In response to the unprecedented growth in unsecured retail loans and the consequent concerns regarding rising systemic risk, the Reserve Bank of India has increased the risk weights on unsecured consumer loans, including credit cards, by 25 per cent for both banks and NBFCs.
“We’ve seen unsecured retail growth being relatively higher. One of the ways to stabilise or calibrate growth is to require lenders to provide higher capital for those loans which is a proactive step to enhance guardrails and strengthen internal resilience. Thus, in case there is an increase in NPAs going forward, lenders are better cushioned from a balance sheet perspective. Also, if banks need to keep aside more capital while lending, then they do tend to be more calibrated while lending which can safeguard against aggressive growth,” said Krishnan Sitaraman, Senior Director and Chief Ratings Officer, CRISIL Ratings.
Accordingly, outstanding and new consumer credit exposure of commercial banks and retail loans of NBFCs, excluding housing, education and vehicle loans, and loans secured by gold and gold jewellery, will now attract risk weights of 125 per cent against the current 100 per cent, with immediate effect.
For NBFCs, microfinance and SHG (self-help group) loans will also be excluded from the higher risk weights, the central bank said.
“This is expected to result in higher capital requirements for lenders and hence an increase in lending rate for borrowers.
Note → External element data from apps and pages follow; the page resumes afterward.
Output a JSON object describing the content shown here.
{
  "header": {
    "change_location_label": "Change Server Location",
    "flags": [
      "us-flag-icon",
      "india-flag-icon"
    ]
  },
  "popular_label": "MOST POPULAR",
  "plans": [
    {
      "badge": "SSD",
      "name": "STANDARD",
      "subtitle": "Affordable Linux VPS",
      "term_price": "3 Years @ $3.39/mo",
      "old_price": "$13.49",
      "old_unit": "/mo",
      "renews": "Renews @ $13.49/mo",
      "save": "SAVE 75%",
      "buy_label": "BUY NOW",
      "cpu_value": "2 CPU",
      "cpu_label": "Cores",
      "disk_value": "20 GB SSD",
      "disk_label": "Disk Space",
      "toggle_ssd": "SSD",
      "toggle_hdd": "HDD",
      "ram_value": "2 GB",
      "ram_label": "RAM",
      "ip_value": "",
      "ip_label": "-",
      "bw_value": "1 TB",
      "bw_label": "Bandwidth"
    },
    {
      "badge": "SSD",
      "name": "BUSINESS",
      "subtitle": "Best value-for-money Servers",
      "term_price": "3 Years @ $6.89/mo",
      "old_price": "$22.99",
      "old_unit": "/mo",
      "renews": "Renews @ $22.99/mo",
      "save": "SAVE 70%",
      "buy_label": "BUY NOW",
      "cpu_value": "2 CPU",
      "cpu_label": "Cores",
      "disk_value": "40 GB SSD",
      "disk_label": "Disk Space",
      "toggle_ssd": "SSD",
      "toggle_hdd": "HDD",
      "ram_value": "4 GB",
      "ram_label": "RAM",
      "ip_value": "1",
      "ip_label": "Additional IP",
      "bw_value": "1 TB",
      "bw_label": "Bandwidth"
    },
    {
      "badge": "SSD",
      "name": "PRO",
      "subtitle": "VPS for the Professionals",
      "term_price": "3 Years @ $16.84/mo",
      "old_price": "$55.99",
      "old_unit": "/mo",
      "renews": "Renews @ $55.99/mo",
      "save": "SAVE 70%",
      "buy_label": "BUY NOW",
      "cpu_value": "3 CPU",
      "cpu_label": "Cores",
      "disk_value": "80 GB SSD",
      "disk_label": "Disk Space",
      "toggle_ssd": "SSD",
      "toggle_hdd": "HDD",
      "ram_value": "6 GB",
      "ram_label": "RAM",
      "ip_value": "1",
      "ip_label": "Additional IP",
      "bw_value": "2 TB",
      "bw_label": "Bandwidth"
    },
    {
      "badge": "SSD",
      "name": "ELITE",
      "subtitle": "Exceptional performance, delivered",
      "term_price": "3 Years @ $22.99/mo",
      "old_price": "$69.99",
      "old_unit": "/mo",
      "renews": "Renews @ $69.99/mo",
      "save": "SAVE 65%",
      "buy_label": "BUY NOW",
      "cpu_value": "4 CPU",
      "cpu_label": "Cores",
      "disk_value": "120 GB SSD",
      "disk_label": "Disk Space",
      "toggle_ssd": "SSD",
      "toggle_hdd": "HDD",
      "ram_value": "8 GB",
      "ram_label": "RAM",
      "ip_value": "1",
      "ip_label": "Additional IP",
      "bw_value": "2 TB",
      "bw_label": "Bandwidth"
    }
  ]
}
Increase in risk weights for consumer credit is targeted towards NBFCs in the personal and consumption loan segments for augmenting their capital buffers,” said Karthik Srinivasan, Senior Vice-President & Group Head - Financial Sector Ratings, ICRA.
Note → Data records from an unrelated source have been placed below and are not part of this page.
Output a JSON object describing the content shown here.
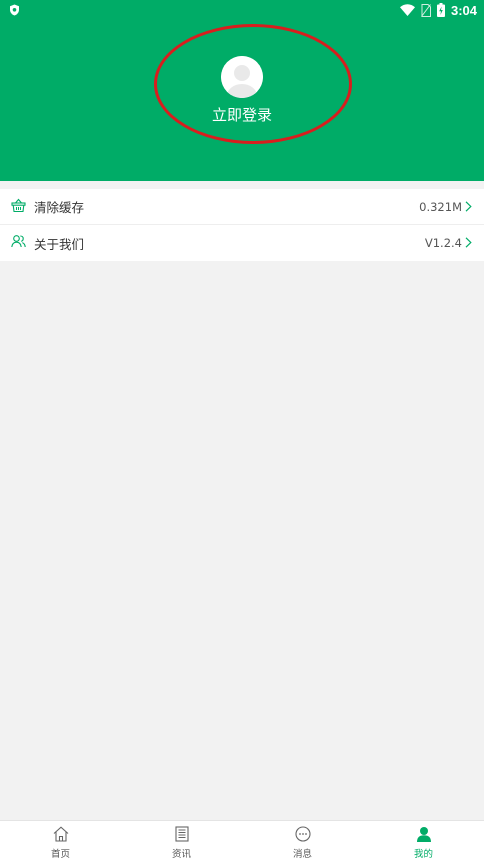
{
  "status_bar": {
    "time": "3:04",
    "icons": [
      "shield-icon",
      "wifi-icon",
      "no-sim-icon",
      "battery-charging-icon"
    ]
  },
  "profile": {
    "login_label": "立即登录",
    "avatar_icon": "user-avatar-icon"
  },
  "settings": {
    "items": [
      {
        "label": "清除缓存",
        "value": "0.321M",
        "icon": "basket-icon"
      },
      {
        "label": "关于我们",
        "value": "V1.2.4",
        "icon": "users-icon"
      }
    ]
  },
  "tabbar": {
    "tabs": [
      {
        "label": "首页",
        "icon": "home-icon"
      },
      {
        "label": "资讯",
        "icon": "news-icon"
      },
      {
        "label": "消息",
        "icon": "chat-icon"
      },
      {
        "label": "我的",
        "icon": "person-icon",
        "active": true
      }
    ]
  },
  "colors": {
    "primary": "#00ac67",
    "highlight_ring": "#d81e1e",
    "background": "#f2f2f2"
  }
}
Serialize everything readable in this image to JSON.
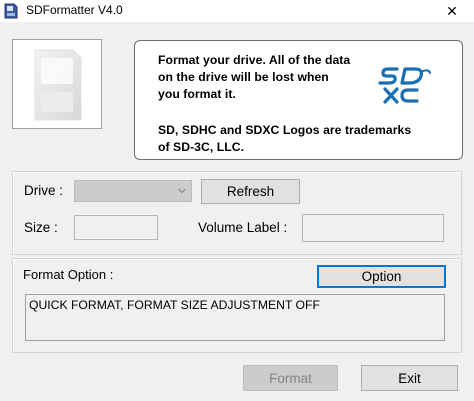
{
  "window": {
    "title": "SDFormatter V4.0",
    "close_glyph": "✕"
  },
  "info": {
    "lines": [
      "Format your drive. All of the data",
      "on the drive will be lost when",
      "you format it.",
      "SD, SDHC and SDXC Logos are trademarks",
      "of SD-3C, LLC."
    ],
    "logo_accent_color": "#1a6fb3"
  },
  "drive": {
    "label": "Drive :",
    "selected": "",
    "refresh_label": "Refresh",
    "size_label": "Size  :",
    "size_value": "",
    "volume_label": "Volume Label  :",
    "volume_value": ""
  },
  "format_option": {
    "label": "Format Option :",
    "option_button_label": "Option",
    "current_setting": "QUICK FORMAT, FORMAT SIZE ADJUSTMENT OFF"
  },
  "actions": {
    "format_label": "Format",
    "exit_label": "Exit"
  },
  "icons": {
    "app": "sd-card-icon",
    "sd_card_image": "sd-card-graphic",
    "logo": "sdxc-logo-icon",
    "dropdown": "chevron-down-icon",
    "close": "close-icon"
  }
}
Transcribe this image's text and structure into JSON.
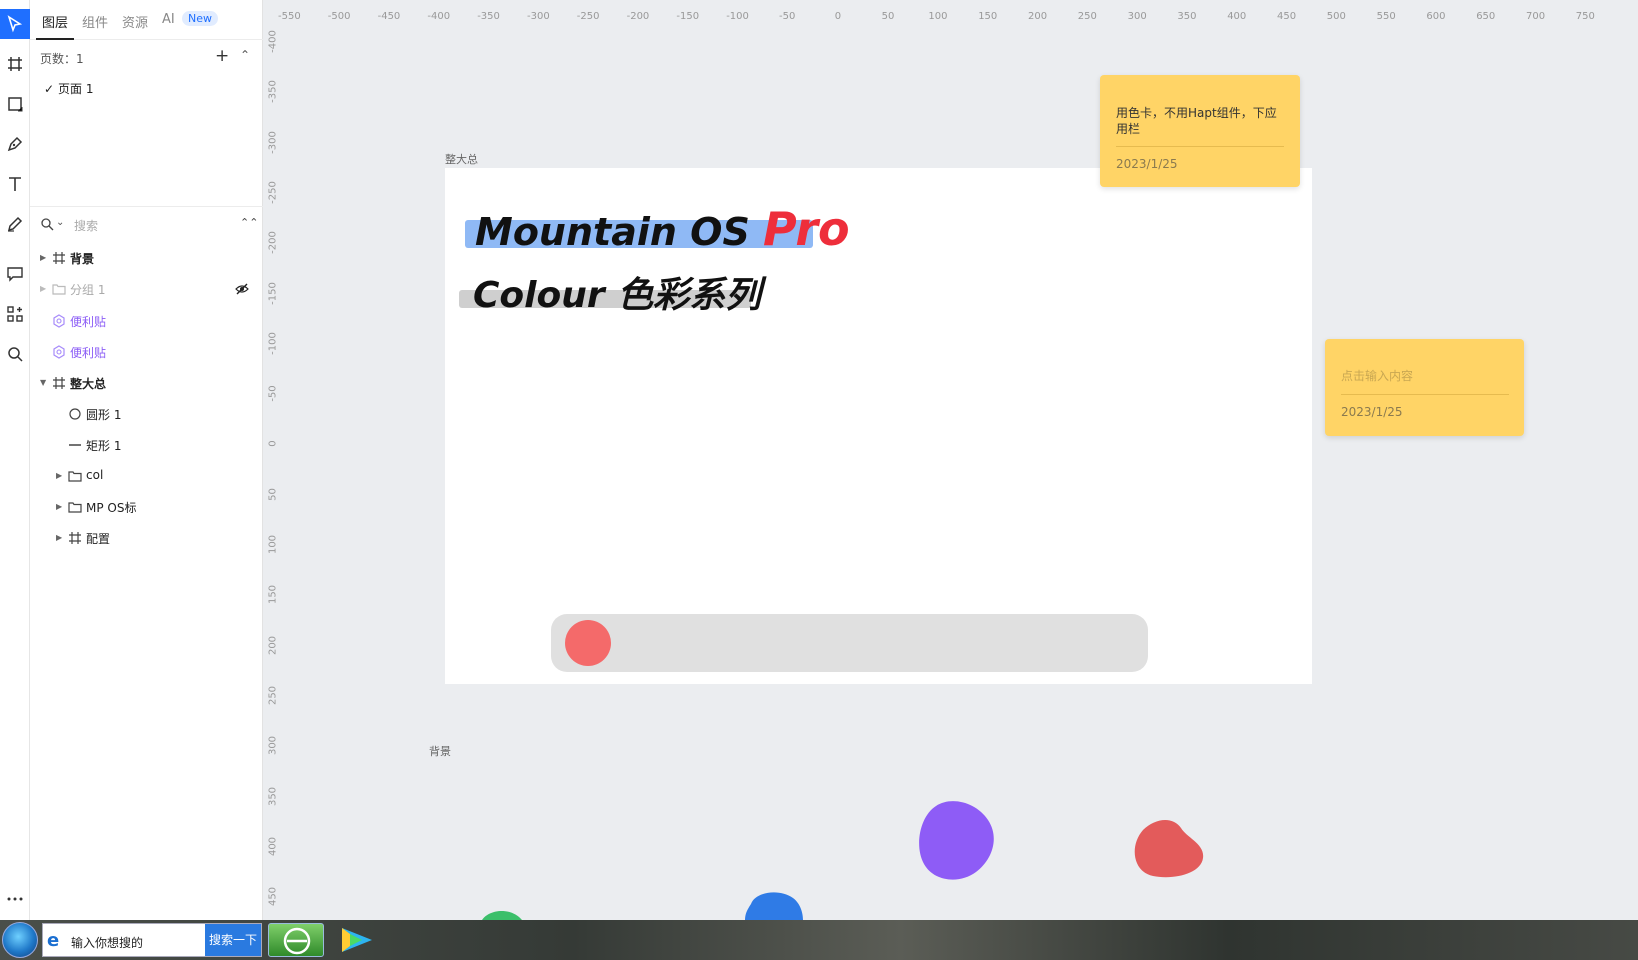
{
  "panel": {
    "tabs": [
      {
        "label": "图层"
      },
      {
        "label": "组件"
      },
      {
        "label": "资源"
      },
      {
        "label": "AI"
      }
    ],
    "new_badge": "New",
    "pages_label": "页数：1",
    "pages": [
      {
        "label": "页面 1"
      }
    ],
    "search_placeholder": "搜索",
    "layers": [
      {
        "label": "背景"
      },
      {
        "label": "分组 1"
      },
      {
        "label": "便利贴"
      },
      {
        "label": "便利贴"
      },
      {
        "label": "整大总"
      },
      {
        "label": "圆形 1"
      },
      {
        "label": "矩形 1"
      },
      {
        "label": "col"
      },
      {
        "label": "MP OS标"
      },
      {
        "label": "配置"
      }
    ]
  },
  "canvas": {
    "ruler_x": [
      "-550",
      "-500",
      "-450",
      "-400",
      "-350",
      "-300",
      "-250",
      "-200",
      "-150",
      "-100",
      "-50",
      "0",
      "50",
      "100",
      "150",
      "200",
      "250",
      "300",
      "350",
      "400",
      "450",
      "500",
      "550",
      "600",
      "650",
      "700",
      "750"
    ],
    "ruler_y": [
      "-400",
      "-350",
      "-300",
      "-250",
      "-200",
      "-150",
      "-100",
      "-50",
      "0",
      "50",
      "100",
      "150",
      "200",
      "250",
      "300",
      "350",
      "400",
      "450"
    ],
    "frame_label": "整大总",
    "bg_label": "背景",
    "title_main": "Mountain OS ",
    "title_pro": "Pro",
    "title_sub": "Colour 色彩系列",
    "slider_value_fraction": 0.0,
    "colors": {
      "accent": "#1f6fff",
      "pro": "#ee2e3b",
      "highlight_blue": "#8fb9f5",
      "note": "#ffd466",
      "knob": "#f46a6a",
      "blob_purple": "#8e5cf6",
      "blob_red": "#e35b5b",
      "blob_blue": "#2f7be6",
      "blob_green": "#3bbf6a"
    },
    "notes": [
      {
        "text": "用色卡，不用Hapt组件，下应用栏",
        "date": "2023/1/25"
      },
      {
        "text": "点击输入内容",
        "date": "2023/1/25"
      }
    ]
  },
  "taskbar": {
    "search_text": "输入你想搜的",
    "search_button": "搜索一下"
  }
}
Further, RBI also hiked the risk weights on credit card receivables by 25 per cent. Presently, a risk weight of 125 per cent is applicable on credit card receivables for commercial banks, and of 100 per cent for NBFCs.
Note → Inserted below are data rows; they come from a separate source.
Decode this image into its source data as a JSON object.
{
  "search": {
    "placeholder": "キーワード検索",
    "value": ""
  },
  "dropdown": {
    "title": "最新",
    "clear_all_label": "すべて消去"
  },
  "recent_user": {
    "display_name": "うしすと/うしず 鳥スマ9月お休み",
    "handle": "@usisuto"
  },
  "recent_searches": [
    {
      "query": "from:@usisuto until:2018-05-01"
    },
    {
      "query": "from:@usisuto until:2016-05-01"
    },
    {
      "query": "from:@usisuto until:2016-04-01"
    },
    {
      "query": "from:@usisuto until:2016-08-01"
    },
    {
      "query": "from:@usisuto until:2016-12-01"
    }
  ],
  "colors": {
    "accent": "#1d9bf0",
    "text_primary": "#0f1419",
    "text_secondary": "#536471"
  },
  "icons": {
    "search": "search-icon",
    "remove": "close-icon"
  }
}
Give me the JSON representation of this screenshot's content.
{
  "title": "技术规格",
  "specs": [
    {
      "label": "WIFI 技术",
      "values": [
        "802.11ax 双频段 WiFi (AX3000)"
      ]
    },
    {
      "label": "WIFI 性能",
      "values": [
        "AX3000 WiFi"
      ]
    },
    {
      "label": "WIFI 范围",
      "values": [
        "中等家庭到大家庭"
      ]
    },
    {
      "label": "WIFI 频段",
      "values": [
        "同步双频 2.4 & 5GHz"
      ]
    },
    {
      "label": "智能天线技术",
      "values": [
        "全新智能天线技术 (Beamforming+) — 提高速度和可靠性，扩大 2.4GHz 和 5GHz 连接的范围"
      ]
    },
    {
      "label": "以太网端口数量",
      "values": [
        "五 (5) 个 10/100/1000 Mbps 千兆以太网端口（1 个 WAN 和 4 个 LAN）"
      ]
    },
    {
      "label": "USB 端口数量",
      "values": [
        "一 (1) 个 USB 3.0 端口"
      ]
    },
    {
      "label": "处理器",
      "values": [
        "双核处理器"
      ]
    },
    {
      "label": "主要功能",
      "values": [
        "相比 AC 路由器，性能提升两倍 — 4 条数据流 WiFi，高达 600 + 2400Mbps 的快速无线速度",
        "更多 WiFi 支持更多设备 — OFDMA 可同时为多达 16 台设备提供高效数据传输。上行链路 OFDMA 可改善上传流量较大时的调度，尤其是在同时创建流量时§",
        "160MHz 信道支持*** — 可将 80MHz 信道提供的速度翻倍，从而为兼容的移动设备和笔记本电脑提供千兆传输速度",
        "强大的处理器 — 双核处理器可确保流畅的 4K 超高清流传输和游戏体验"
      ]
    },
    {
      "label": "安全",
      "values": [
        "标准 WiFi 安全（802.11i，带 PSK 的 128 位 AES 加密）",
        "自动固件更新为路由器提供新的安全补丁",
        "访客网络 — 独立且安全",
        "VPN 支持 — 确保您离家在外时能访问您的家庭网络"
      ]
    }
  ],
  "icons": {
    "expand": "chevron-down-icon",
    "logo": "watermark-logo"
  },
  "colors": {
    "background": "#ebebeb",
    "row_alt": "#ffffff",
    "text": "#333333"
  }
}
Banks’ NBFC exposure
Banks will also have to set aside a 25 percentage point higher risk weight for loans to NBFCs, excluding core investment companies. However, this will only be applicable if the current risk weight, ascertained per the external credit rating assigned to the NBFC, falls below 100 per cent. Loans to HFCs (housing finance companies), and those eligible for classification as priority sector will be excluded.
“The increase in risk weights will only be applicable if the NBFCs are in the AAA, AA or A categories where the risk weights are lower than 100 per cent. Today, if a bank is lending to a AAA-rated NBFC, the risk weight is 20 per cent, which means that a ₹100 crore loan is risk weighted as ₹20 crore for capital computation. Henceforth, it will have to be treated as ₹45 crore because the effective risk weight will be 45 per cent instead of 20 per cent,” Sitaraman said.
Currently, the risk weight for lending to ‘AAA’-rated NBFCs is 20 per cent, for ‘AA’-rated is 30 per cent and for ‘A’-rated NBFCs is 50 per cent.
Srinivasan said bank credit to NBFCs, which are not eligible for priority sector classification, will witness an increase in their cost of funds, which could affect NBFC growth to some extent and also drive demand for securitisation and co-lending.
Strengthen risk management
In addition, all top-up loans extended by banks and NBFCs against movable assets will need to be treated as ‘unsecured loans’ for credit appraisal, prudential limits and exposure purposes.
The central bank also asked lenders to review their sectoral exposure limits for consumer credit, and put in place board approved limits for various sub-segments, especially all unsecured consumer credit exposures, as part of prudent risk management.
These limits will need to strictly adhered to and monitored by the Risk Management Committee on an ongoing basis, it said, setting the deadline for putting in place such board-approved limits by February 29, 2024.
In October 2023, RBI Governor Shaktikanta Das had flagged the high growth in certain components of consumer credit and advised banks and NBFCs to strengthen their internal surveillance mechanisms, address any risk build-up and institute suitable safeguards. Since, then the RBI has also highlighted concerns regarding the increasing dependency of NBFCs on bank borrowings.
Bank credit to NBFCs grew 26.3 per cent y-o-y to ₹14.2-lakh crore as of September 2023. This accounted for 9.4 per cent of bank credit compared with 8.9 per cent a year ago.
While currently most retail-oriented NBFCs are well capitalised to meet these higher risk weights, incrementally higher capital requirements could accelerate capital raises and also spill over to corporate bonds by way of higher yields and widening of credit spreads, industry participants said.